- The Churches and Ethnic Ideology in the Rwandan Crises 1990-1994
Tharcisse Gatwa, a Presbyterian Church leader in Rwanda, in the seven chapters of this book x-rays the role of the churches, Catholic and Protestant, both in complicity and reflexivity, in the development of the ethnic ideology which led to the 1994 genocide of over 800,000 peoplein Rwanda, and the later contributions of these churches to the path of reconciliation.
In chapter one, Gatwa accounts for the three social groups of Rwanda, namely, the Bahutu, Batutsi and Batwa, noted as 85%, 14% and 1% respectively (p. xvi). He traces the development of ethnicity by drawing attention to the two main competing schools, namely, the primordial, which claims that the Bahutu and the Batutsi rivalry is a pre-colonial reality and the instrumentalist, which argues that ethnicity is a colonial and missionary invention. He suggests that ethnic rivalry developed through the influence of the colonial powers, missionaries and local elites. In the second chapter, he considers the confrontation between pre-colonial Rwanda and the dual incursion of colonialism and Christianity. The third chapter looks at the role of the church in the promotion of racial ideology through the 'Hamite' theory which made the Batutsi dominant and the [End Page 189] Bahutu dominated. Both Catholic and Protestant churches accepted and promoted this theory of racial supremacy. Gatwa dismisses the Hamite theory and insists on an identical ancestor for the social categories of Rwanda.
Chapter four introduces an abrasive turnaround of events. Gatwa talks about how the colonisers and the missionaries, owing to the 'political and cultural developments' of the 1950s, changed from promoting the Batutsi supremacy, into promoting a new master, the Bahutu. This counter version of the supremacy ideology called for the rule of the majority. As Gatwa says, 'Yesterday's oppressed became the oppressors of today …' (p. 107). Again, he traces some activities of President Habyarimana who gained power in 1973 and later institutionalised ethnic discrimination, whilst enjoying church loyalty. The fifth chapter concentrates on the false report from both the church and government media before, during and after the genocide. Chapter six deals with the crises from 1990 to 1994, including the call of some churches for the implementation of the Arusha Peace Accord. In the last chapter, Gatwa recommends the typology of the German leaders' declaration of guilt after World War II and the South Africa's Truth and Reconciliation Commission after the abolition of apartheid, for the healing of the church and nation in Rwanda.

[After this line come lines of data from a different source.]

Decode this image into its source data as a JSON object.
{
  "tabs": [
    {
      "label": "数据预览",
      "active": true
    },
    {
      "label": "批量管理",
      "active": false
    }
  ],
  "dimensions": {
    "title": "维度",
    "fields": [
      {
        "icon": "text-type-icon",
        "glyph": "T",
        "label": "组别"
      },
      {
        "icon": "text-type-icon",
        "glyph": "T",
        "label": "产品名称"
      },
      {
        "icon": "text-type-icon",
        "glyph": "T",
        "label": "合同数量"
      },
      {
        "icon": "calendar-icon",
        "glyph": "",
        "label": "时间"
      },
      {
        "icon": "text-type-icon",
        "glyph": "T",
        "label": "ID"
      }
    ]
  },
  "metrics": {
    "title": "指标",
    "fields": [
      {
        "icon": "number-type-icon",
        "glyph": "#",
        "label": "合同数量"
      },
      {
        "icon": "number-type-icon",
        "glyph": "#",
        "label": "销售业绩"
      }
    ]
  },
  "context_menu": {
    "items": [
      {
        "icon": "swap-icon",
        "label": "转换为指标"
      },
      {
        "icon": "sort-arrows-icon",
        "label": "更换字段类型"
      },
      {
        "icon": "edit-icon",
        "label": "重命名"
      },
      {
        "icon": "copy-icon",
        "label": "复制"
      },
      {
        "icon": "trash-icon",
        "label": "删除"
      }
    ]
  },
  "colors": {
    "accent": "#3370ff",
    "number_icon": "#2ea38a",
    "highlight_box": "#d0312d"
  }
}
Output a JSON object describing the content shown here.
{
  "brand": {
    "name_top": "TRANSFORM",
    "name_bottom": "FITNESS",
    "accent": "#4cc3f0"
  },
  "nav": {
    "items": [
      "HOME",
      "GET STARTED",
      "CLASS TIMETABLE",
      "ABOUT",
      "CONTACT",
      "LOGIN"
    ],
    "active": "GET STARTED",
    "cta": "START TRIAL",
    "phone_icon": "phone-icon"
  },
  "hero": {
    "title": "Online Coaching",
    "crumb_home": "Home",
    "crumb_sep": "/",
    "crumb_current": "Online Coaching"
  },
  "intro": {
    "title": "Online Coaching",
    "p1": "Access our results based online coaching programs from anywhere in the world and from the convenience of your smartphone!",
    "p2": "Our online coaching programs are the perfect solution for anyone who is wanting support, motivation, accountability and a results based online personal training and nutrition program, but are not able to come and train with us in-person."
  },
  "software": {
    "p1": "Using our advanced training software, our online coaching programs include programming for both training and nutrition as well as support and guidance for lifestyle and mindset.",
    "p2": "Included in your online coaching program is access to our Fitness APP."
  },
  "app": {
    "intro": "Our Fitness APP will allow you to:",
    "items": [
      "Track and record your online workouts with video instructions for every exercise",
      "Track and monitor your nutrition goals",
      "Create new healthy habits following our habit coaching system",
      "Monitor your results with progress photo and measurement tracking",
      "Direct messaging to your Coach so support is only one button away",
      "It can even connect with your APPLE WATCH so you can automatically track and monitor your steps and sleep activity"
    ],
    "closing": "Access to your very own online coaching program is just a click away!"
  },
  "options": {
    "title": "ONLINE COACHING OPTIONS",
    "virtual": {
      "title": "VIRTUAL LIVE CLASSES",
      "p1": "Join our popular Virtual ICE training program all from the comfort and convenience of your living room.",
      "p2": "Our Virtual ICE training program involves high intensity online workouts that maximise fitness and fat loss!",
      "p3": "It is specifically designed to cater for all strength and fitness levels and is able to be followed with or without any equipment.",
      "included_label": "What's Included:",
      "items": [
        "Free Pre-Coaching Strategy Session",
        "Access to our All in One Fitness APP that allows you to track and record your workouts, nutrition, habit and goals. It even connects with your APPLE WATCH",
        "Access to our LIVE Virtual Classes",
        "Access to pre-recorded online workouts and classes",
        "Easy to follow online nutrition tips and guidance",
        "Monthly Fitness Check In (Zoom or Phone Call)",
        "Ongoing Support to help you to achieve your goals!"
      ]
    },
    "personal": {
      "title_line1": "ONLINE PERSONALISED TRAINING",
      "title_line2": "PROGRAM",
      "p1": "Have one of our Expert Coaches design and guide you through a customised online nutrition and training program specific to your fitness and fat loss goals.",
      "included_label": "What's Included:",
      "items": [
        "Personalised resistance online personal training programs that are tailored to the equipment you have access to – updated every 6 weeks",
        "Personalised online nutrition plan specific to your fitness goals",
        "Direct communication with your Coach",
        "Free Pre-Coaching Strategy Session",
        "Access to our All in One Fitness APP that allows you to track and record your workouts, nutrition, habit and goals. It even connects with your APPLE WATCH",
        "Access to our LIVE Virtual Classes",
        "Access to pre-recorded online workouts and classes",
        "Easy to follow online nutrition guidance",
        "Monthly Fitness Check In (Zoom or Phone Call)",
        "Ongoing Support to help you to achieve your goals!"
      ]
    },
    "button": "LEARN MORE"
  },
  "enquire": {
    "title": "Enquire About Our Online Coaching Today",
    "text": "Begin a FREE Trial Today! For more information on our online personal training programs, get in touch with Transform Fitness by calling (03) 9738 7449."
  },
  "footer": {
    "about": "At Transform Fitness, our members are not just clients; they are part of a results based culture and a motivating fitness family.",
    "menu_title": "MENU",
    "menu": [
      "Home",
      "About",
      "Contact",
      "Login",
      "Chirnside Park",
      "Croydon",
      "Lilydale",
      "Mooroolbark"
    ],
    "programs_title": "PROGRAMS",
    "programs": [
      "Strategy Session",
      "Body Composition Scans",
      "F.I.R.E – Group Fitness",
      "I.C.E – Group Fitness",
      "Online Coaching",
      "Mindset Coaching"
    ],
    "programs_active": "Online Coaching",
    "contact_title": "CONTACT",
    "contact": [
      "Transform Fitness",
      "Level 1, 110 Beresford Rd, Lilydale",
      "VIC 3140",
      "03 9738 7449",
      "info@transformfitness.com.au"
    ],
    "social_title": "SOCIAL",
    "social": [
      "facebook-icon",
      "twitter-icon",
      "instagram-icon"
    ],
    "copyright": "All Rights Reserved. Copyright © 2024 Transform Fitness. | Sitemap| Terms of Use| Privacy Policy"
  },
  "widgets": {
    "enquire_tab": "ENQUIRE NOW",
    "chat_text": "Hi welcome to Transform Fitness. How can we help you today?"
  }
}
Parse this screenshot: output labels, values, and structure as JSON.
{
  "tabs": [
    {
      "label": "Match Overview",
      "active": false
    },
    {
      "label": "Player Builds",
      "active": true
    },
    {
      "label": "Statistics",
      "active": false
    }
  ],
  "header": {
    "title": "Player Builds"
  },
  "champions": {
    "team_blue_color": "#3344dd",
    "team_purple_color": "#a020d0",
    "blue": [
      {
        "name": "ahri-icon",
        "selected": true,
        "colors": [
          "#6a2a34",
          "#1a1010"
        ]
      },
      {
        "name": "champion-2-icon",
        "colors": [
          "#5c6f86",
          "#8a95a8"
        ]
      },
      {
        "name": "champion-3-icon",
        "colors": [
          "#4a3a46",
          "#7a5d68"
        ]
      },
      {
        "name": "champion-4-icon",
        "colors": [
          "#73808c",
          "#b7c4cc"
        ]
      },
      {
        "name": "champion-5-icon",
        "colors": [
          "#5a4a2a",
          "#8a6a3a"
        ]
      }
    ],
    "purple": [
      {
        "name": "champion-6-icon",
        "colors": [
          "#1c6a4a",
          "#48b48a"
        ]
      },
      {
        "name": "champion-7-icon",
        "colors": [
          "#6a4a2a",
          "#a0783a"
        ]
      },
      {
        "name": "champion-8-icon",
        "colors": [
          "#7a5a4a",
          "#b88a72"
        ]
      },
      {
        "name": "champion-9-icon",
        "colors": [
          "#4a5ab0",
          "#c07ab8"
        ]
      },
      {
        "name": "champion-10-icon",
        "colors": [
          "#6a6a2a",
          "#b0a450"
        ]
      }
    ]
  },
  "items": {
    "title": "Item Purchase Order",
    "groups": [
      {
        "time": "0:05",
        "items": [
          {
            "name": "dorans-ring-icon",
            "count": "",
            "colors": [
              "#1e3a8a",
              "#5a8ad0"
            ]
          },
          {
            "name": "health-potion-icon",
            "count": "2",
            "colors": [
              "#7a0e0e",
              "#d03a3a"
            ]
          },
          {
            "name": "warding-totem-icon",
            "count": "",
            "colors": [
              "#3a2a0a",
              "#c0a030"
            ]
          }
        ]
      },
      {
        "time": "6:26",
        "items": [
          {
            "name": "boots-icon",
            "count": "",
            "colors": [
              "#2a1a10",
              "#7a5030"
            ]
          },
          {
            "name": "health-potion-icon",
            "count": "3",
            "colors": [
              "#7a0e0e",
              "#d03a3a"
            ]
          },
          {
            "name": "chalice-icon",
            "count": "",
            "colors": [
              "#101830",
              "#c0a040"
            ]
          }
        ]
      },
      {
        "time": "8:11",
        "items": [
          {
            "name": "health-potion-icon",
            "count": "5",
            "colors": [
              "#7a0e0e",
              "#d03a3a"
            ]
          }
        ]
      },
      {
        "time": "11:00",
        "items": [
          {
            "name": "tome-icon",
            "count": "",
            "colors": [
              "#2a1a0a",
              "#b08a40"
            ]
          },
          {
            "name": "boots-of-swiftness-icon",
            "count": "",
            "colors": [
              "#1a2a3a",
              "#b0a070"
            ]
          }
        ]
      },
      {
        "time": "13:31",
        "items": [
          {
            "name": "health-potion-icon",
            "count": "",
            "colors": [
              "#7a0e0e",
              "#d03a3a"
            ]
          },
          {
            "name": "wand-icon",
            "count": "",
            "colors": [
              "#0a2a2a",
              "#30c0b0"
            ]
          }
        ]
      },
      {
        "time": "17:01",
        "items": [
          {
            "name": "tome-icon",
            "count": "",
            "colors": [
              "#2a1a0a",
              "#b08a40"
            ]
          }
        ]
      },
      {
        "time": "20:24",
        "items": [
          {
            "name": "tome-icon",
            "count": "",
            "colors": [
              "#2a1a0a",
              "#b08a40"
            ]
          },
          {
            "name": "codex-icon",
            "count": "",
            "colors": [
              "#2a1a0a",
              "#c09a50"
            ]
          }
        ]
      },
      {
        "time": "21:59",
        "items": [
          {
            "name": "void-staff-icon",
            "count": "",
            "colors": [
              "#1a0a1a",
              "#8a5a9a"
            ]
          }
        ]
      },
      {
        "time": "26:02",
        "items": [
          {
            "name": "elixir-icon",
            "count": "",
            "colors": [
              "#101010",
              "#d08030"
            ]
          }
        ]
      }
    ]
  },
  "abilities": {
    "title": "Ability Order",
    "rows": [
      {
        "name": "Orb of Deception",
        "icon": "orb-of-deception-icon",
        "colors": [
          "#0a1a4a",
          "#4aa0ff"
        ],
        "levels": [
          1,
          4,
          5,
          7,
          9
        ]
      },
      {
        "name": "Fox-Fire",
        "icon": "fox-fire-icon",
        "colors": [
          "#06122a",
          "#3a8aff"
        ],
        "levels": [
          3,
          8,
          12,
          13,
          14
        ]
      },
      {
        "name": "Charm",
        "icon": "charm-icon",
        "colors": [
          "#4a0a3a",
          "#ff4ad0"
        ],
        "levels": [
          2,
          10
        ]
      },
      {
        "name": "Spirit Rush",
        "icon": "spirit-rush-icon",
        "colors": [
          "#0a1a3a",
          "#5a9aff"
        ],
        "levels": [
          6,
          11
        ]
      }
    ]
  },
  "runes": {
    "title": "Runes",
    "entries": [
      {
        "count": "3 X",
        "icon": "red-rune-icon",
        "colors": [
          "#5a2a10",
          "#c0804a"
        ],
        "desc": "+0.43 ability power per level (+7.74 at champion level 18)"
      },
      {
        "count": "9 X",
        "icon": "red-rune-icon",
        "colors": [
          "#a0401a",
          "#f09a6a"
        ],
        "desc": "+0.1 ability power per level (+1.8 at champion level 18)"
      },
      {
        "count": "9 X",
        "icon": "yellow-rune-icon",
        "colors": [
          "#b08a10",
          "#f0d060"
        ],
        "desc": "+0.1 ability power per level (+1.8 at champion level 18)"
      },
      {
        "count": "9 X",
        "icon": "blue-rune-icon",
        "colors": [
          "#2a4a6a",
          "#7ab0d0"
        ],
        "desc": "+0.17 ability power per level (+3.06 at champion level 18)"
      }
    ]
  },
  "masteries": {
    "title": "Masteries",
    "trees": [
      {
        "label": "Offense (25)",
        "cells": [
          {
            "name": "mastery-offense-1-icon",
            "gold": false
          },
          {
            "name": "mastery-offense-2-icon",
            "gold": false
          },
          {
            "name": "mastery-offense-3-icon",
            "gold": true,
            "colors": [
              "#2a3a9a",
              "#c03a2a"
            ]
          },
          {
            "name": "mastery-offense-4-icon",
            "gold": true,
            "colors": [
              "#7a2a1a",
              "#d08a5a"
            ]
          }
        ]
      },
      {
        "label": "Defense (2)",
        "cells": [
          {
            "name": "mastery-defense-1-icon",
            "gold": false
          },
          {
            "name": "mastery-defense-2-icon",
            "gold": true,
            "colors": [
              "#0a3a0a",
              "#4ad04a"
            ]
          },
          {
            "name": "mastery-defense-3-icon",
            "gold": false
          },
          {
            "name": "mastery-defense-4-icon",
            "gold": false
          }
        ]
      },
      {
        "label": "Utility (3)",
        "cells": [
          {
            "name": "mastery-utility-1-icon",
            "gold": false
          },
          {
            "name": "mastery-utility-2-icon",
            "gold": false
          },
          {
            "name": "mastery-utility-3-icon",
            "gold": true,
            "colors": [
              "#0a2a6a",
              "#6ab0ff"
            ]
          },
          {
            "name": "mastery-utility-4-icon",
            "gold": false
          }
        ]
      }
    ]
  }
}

Although Gatwa fails to supply supporting documents like letters or reports of meetings held for his claim that the genocide was programmed (pp. 162–3), there is no doubt that he provides a humbling and courageous version of the Rwandan crises by exposing the complicity of the church in the two phases of the ethnic ideology. He also reveals the extremely intimate relationship which existed between the ecclesiastical hierarchy and the ruling administration, which ought to have prevented the genocide. This book therefore, which results from PhD researchat the University of Edinburgh, is highly recommended for students of Christianity in Africa.